You can be 37 times better by November 2022.
In Atomic Habits James Clear explains, with the power of compounding, that being 1% better every day is equal to being 37 times better over a year.
It is easy to ignore the small decisions, micro changes, and little habit changes, because we love to have the Big Bang impact of instant gratification. The Rocky film montages encourage a belief in short term herculean efforts of change. Movies ignore the real time elapsed, and instead, they condense the work into a 3 minute, motivational clip backed by an inspiring soundtrack.

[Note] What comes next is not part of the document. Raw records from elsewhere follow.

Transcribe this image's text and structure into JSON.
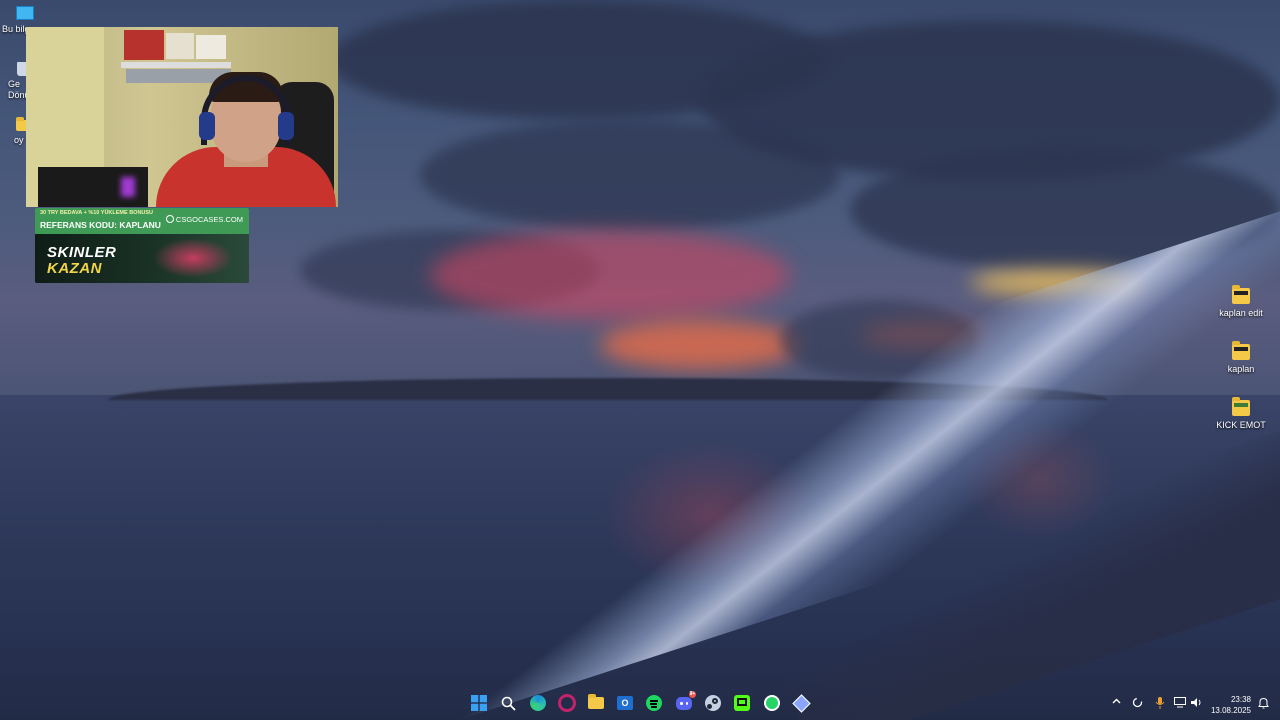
{
  "desktop": {
    "left_icons": [
      {
        "label": "Bu bilg",
        "icon": "computer-icon"
      },
      {
        "label": "Ge\nDönü",
        "icon": "recycle-bin-icon"
      },
      {
        "label": "oy",
        "icon": "folder-icon"
      }
    ],
    "right_icons": [
      {
        "label": "kaplan edit",
        "icon": "folder-icon"
      },
      {
        "label": "kaplan",
        "icon": "folder-icon"
      },
      {
        "label": "KICK EMOT",
        "icon": "folder-icon"
      }
    ]
  },
  "ad": {
    "line1": "30 TRY BEDAVA + %10 YÜKLEME BONUSU",
    "line2": "REFERANS KODU: KAPLANU",
    "brand": "CSGOCASES.COM",
    "headline1": "SKINLER",
    "headline2": "KAZAN"
  },
  "taskbar": {
    "apps": [
      {
        "name": "start-button",
        "icon": "windows-icon",
        "color": "#3aa0f2"
      },
      {
        "name": "search-button",
        "icon": "search-icon",
        "color": "#ffffff"
      },
      {
        "name": "edge-app",
        "icon": "edge-icon",
        "color": "#2fb3a8"
      },
      {
        "name": "app-ring",
        "icon": "circle-app-icon",
        "color": "#c2236d"
      },
      {
        "name": "explorer-app",
        "icon": "folder-icon",
        "color": "#f3c947"
      },
      {
        "name": "outlook-app",
        "icon": "outlook-icon",
        "color": "#1e6fd0"
      },
      {
        "name": "spotify-app",
        "icon": "spotify-icon",
        "color": "#1ed760"
      },
      {
        "name": "discord-app",
        "icon": "discord-icon",
        "color": "#5865f2"
      },
      {
        "name": "steam-app",
        "icon": "steam-icon",
        "color": "#1b2838"
      },
      {
        "name": "kick-app",
        "icon": "kick-icon",
        "color": "#53fc18"
      },
      {
        "name": "whatsapp-app",
        "icon": "whatsapp-icon",
        "color": "#25d366"
      },
      {
        "name": "app-diamond",
        "icon": "diamond-app-icon",
        "color": "#8aa6ff"
      }
    ],
    "discord_badge": "9+",
    "clock": {
      "time": "23:38",
      "date": "13.08.2025"
    }
  }
}
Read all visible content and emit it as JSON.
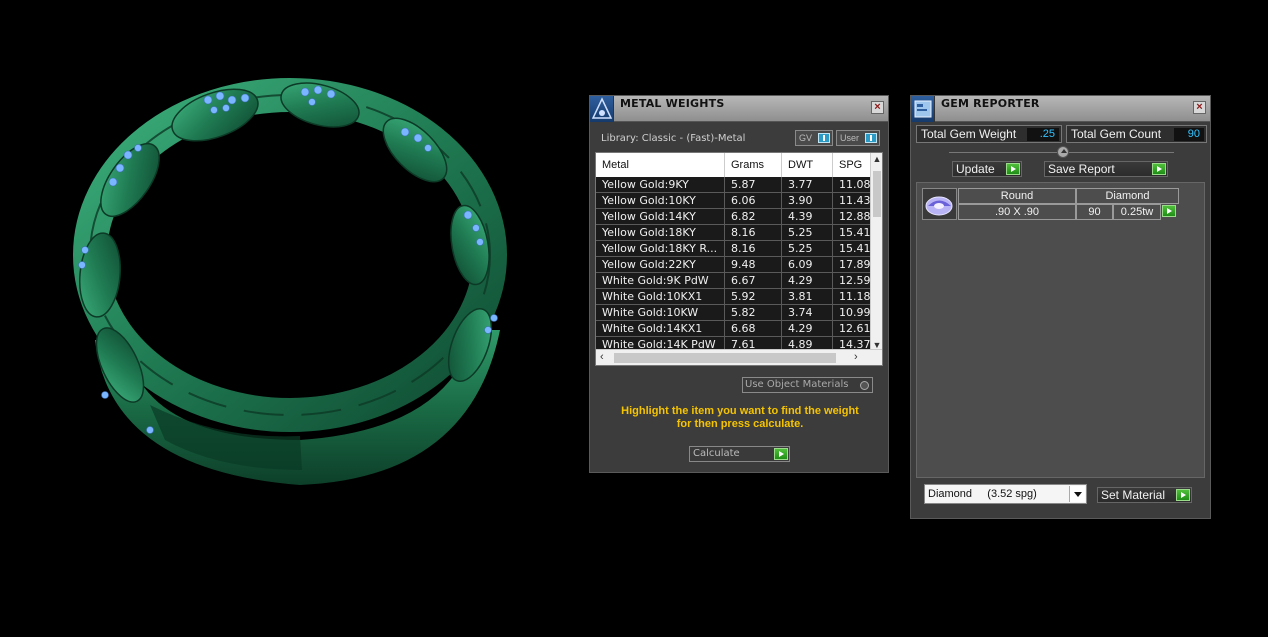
{
  "metal_weights": {
    "title": "METAL WEIGHTS",
    "library_label": "Library: Classic - (Fast)-Metal",
    "gv_label": "GV",
    "user_label": "User",
    "columns": [
      "Metal",
      "Grams",
      "DWT",
      "SPG"
    ],
    "rows": [
      [
        "Yellow Gold:9KY",
        "5.87",
        "3.77",
        "11.08"
      ],
      [
        "Yellow Gold:10KY",
        "6.06",
        "3.90",
        "11.43"
      ],
      [
        "Yellow Gold:14KY",
        "6.82",
        "4.39",
        "12.88"
      ],
      [
        "Yellow Gold:18KY",
        "8.16",
        "5.25",
        "15.41"
      ],
      [
        "Yellow Gold:18KY R...",
        "8.16",
        "5.25",
        "15.41"
      ],
      [
        "Yellow Gold:22KY",
        "9.48",
        "6.09",
        "17.89"
      ],
      [
        "White Gold:9K PdW",
        "6.67",
        "4.29",
        "12.59"
      ],
      [
        "White Gold:10KX1",
        "5.92",
        "3.81",
        "11.18"
      ],
      [
        "White Gold:10KW",
        "5.82",
        "3.74",
        "10.99"
      ],
      [
        "White Gold:14KX1",
        "6.68",
        "4.29",
        "12.61"
      ],
      [
        "White Gold:14K PdW",
        "7.61",
        "4.89",
        "14.37"
      ]
    ],
    "use_object_materials": "Use Object Materials",
    "hint_line1": "Highlight the item you want to find the weight",
    "hint_line2": "for then press calculate.",
    "calculate_label": "Calculate"
  },
  "gem_reporter": {
    "title": "GEM REPORTER",
    "total_gem_weight_label": "Total Gem Weight",
    "total_gem_weight_value": ".25",
    "total_gem_count_label": "Total Gem Count",
    "total_gem_count_value": "90",
    "update_label": "Update",
    "save_report_label": "Save Report",
    "gem": {
      "shape": "Round",
      "material": "Diamond",
      "size": ".90 X .90",
      "count": "90",
      "weight": "0.25tw"
    },
    "material_select": "Diamond     (3.52 spg)",
    "set_material_label": "Set Material"
  },
  "icons": {
    "metal_panel_icon": "metal-weights-icon",
    "gem_panel_icon": "gem-reporter-icon",
    "close": "close-icon"
  },
  "colors": {
    "ring_green": "#1f7a52",
    "gem_blue": "#7ab6ff",
    "hint_yellow": "#f5c400",
    "value_blue": "#33c3ff",
    "action_green": "#2fa524"
  }
}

The first time I heard of the 1% better concept was a podcast with David Brailsford's. David applied this concept to supercharge the UK Olympic cycling team between 2003 to 2008. During this time the UK went from having only one gold medal in cycling since 1908 to win 60% of all cycling medals in Beijing. David also successfully managed the Sky cycling team which enabled UK riders to win not one but 5 Tour de France yellow jerseys with different riders. Brailsford's catch cry was to be 1% better at everything, even the most obscure detail.
Yet, 1% seems like such a small margin to improve. Almost too small to make a difference. In practice, it is moving 1000 steps on day one and then 1010 on day 2. On day 365 it's moving 37,409 steps.
The three questions to ask yourself to apply the 1% concept are:
1. What do I need to improve 1% each day to reach X (your goal)?
2. Is breaking the steps down in this way achievable? if not, what do I change?
3. What will stop me from using this incremental approach?
One objection to this approach is that the change takes too long. But, how many times have you given up on a goal because the lifestyle changes required on day 1 were just too big?
In relation to our wellbeing or changing habits, the power of small incremental change is significant. In fact, it is liberating. The need for large, Big Bang changes is reduced and, in turn, the pressure of change.
If the UK could go from cycling defeat to cycling dominance in 5 years being 1% better each day, what could you do in 1 year or 5 years of small sustainable daily changes?
Written by Director, Jack De Leeuw